=== Section Start ===

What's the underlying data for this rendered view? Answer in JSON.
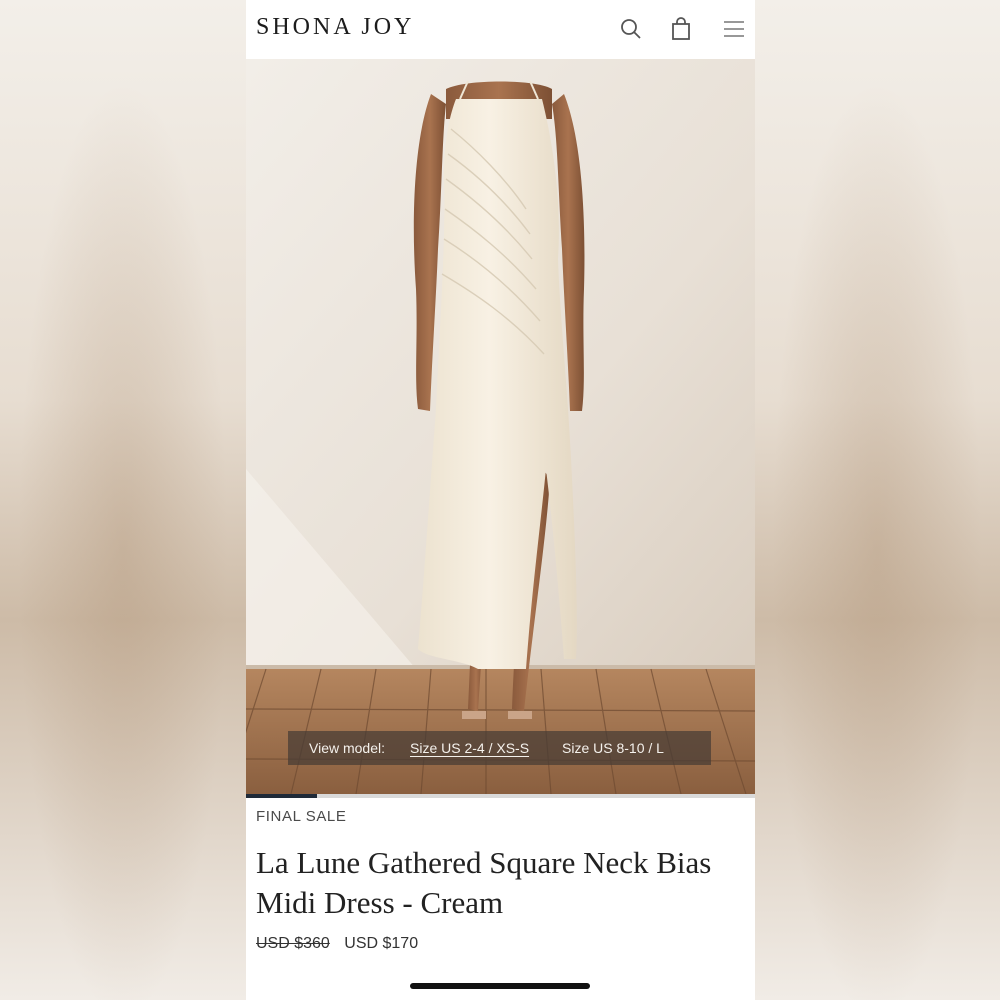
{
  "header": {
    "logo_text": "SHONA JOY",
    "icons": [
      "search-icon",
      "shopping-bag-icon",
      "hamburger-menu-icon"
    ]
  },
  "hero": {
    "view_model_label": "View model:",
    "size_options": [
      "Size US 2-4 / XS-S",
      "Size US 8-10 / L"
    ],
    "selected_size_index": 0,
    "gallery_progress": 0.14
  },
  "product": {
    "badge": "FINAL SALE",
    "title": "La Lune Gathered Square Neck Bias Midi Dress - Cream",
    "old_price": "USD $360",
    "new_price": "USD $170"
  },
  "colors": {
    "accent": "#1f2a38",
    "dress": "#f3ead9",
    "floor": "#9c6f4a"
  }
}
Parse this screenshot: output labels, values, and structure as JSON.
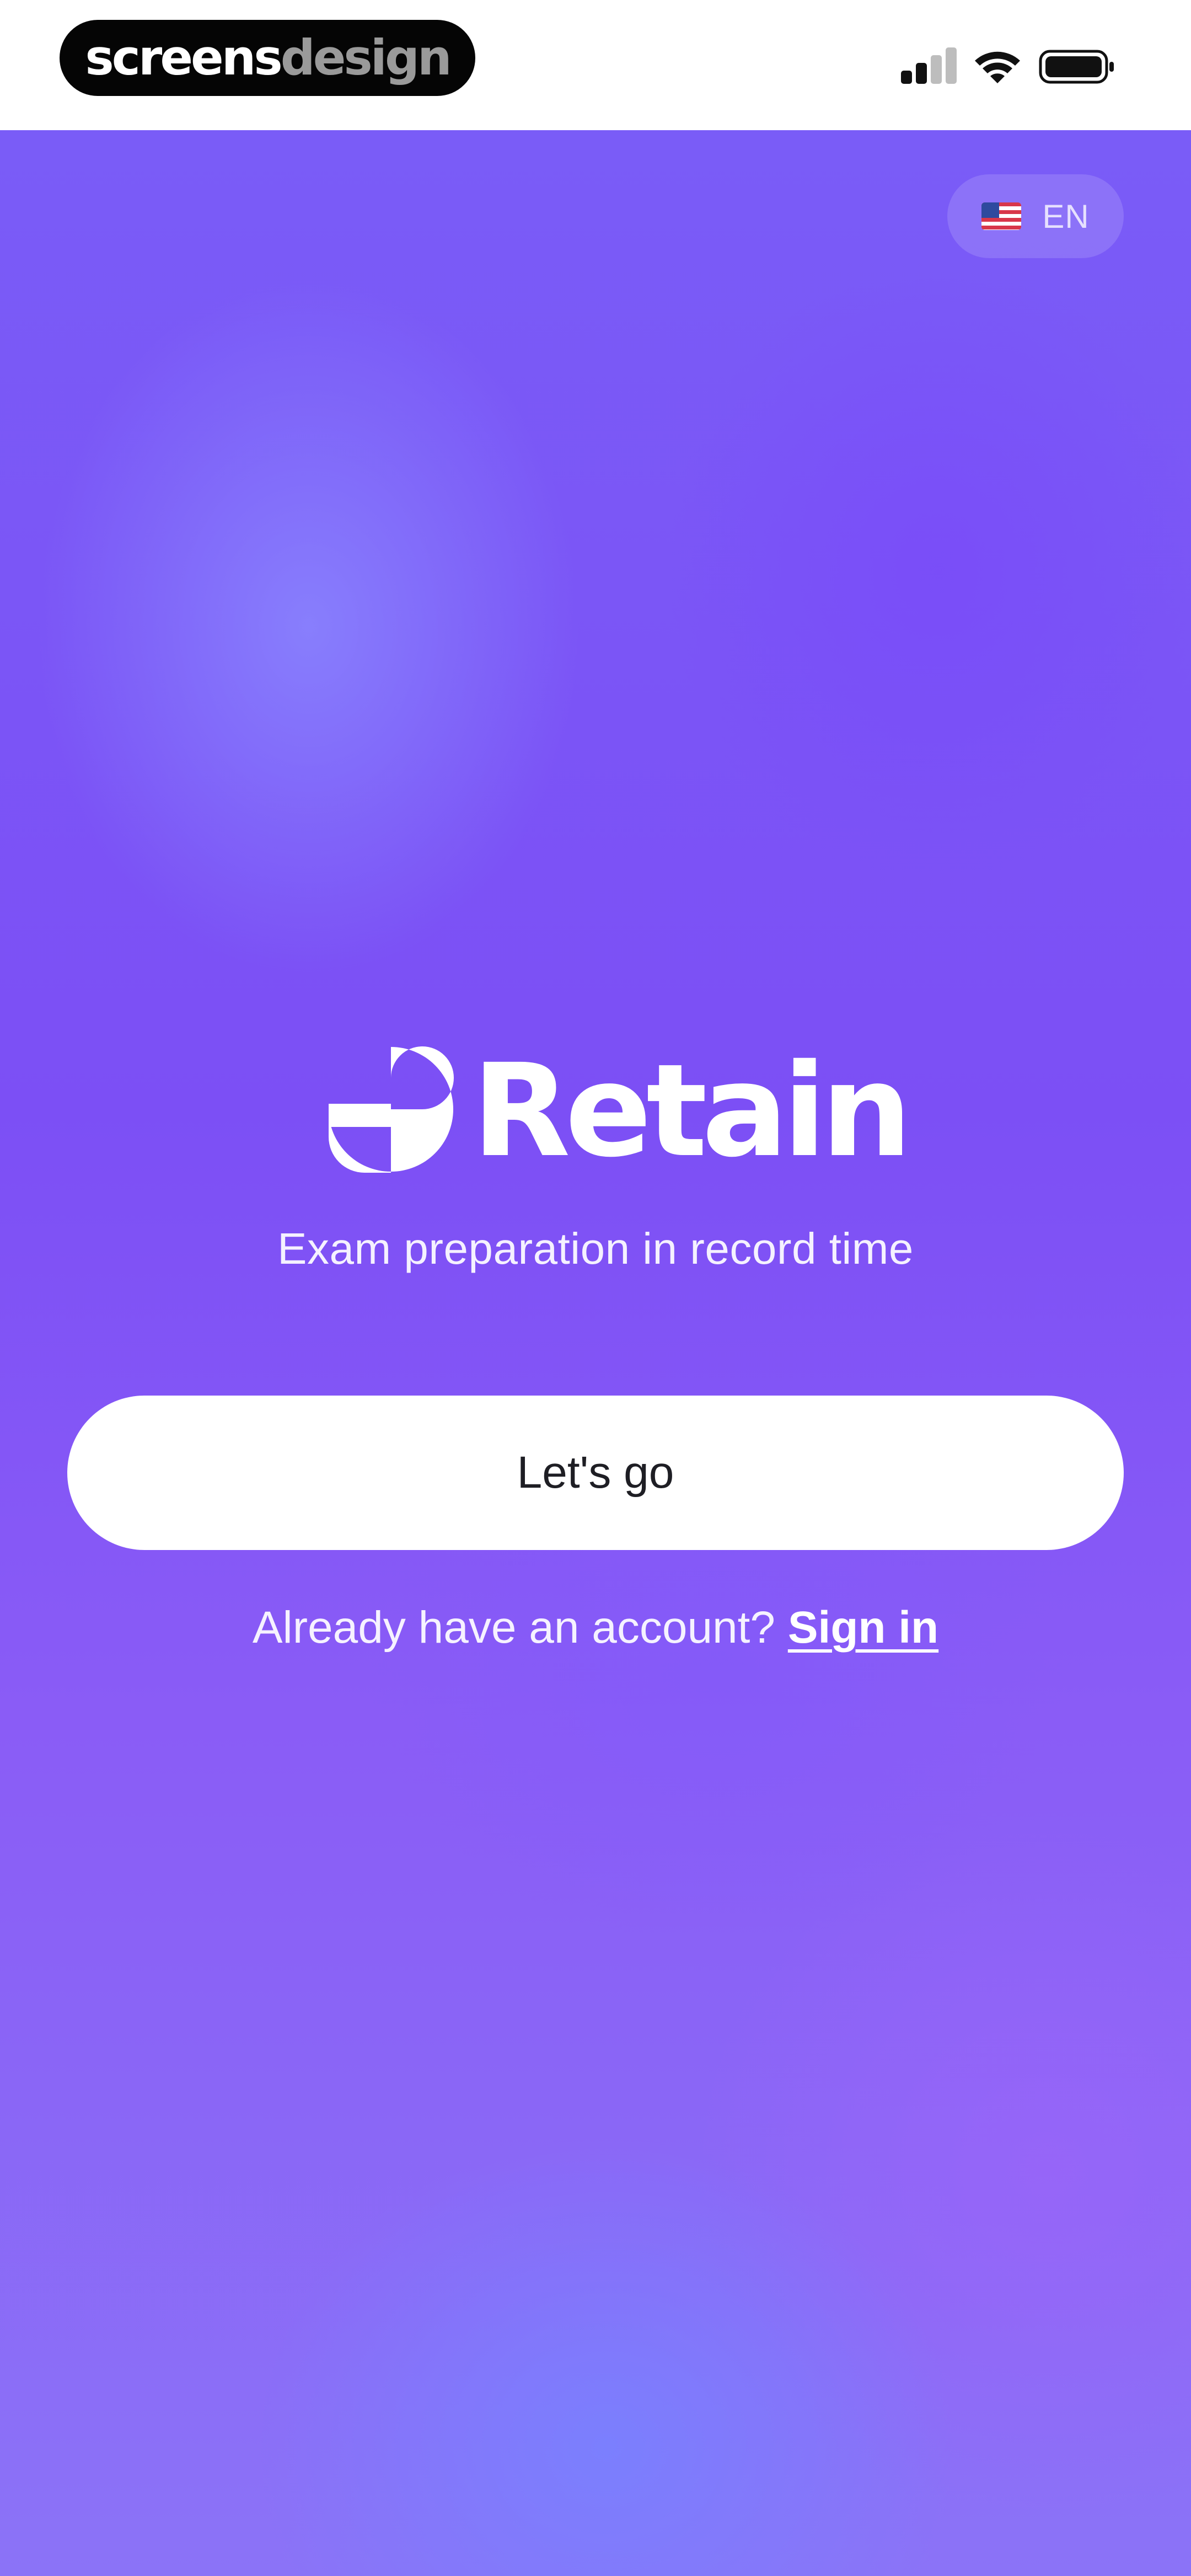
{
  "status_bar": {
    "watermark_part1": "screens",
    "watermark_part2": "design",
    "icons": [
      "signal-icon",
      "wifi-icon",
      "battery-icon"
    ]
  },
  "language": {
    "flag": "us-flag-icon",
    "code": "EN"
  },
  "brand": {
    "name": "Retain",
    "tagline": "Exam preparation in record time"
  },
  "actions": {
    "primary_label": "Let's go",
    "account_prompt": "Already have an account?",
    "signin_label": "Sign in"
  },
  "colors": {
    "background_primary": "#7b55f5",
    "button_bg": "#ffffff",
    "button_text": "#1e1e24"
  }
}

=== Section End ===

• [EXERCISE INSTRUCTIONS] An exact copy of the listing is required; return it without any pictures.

• [ANSWER TO THE PROBLEM]
What's the underlying data for this rendered view? Answer in JSON.
{
  "header": {
    "logo_text": "SHONA JOY",
    "icons": [
      "search-icon",
      "shopping-bag-icon",
      "hamburger-menu-icon"
    ]
  },
  "hero": {
    "view_model_label": "View model:",
    "size_options": [
      "Size US 2-4 / XS-S",
      "Size US 8-10 / L"
    ],
    "selected_size_index": 0,
    "gallery_progress": 0.14
  },
  "product": {
    "badge": "FINAL SALE",
    "title": "La Lune Gathered Square Neck Bias Midi Dress - Cream",
    "old_price": "USD $360",
    "new_price": "USD $170"
  },
  "colors": {
    "accent": "#1f2a38",
    "dress": "#f3ead9",
    "floor": "#9c6f4a"
  }
}
Parse this screenshot: output labels, values, and structure as JSON.
{
  "status_bar": {
    "watermark_part1": "screens",
    "watermark_part2": "design",
    "icons": [
      "signal-icon",
      "wifi-icon",
      "battery-icon"
    ]
  },
  "language": {
    "flag": "us-flag-icon",
    "code": "EN"
  },
  "brand": {
    "name": "Retain",
    "tagline": "Exam preparation in record time"
  },
  "actions": {
    "primary_label": "Let's go",
    "account_prompt": "Already have an account?",
    "signin_label": "Sign in"
  },
  "colors": {
    "background_primary": "#7b55f5",
    "button_bg": "#ffffff",
    "button_text": "#1e1e24"
  }
}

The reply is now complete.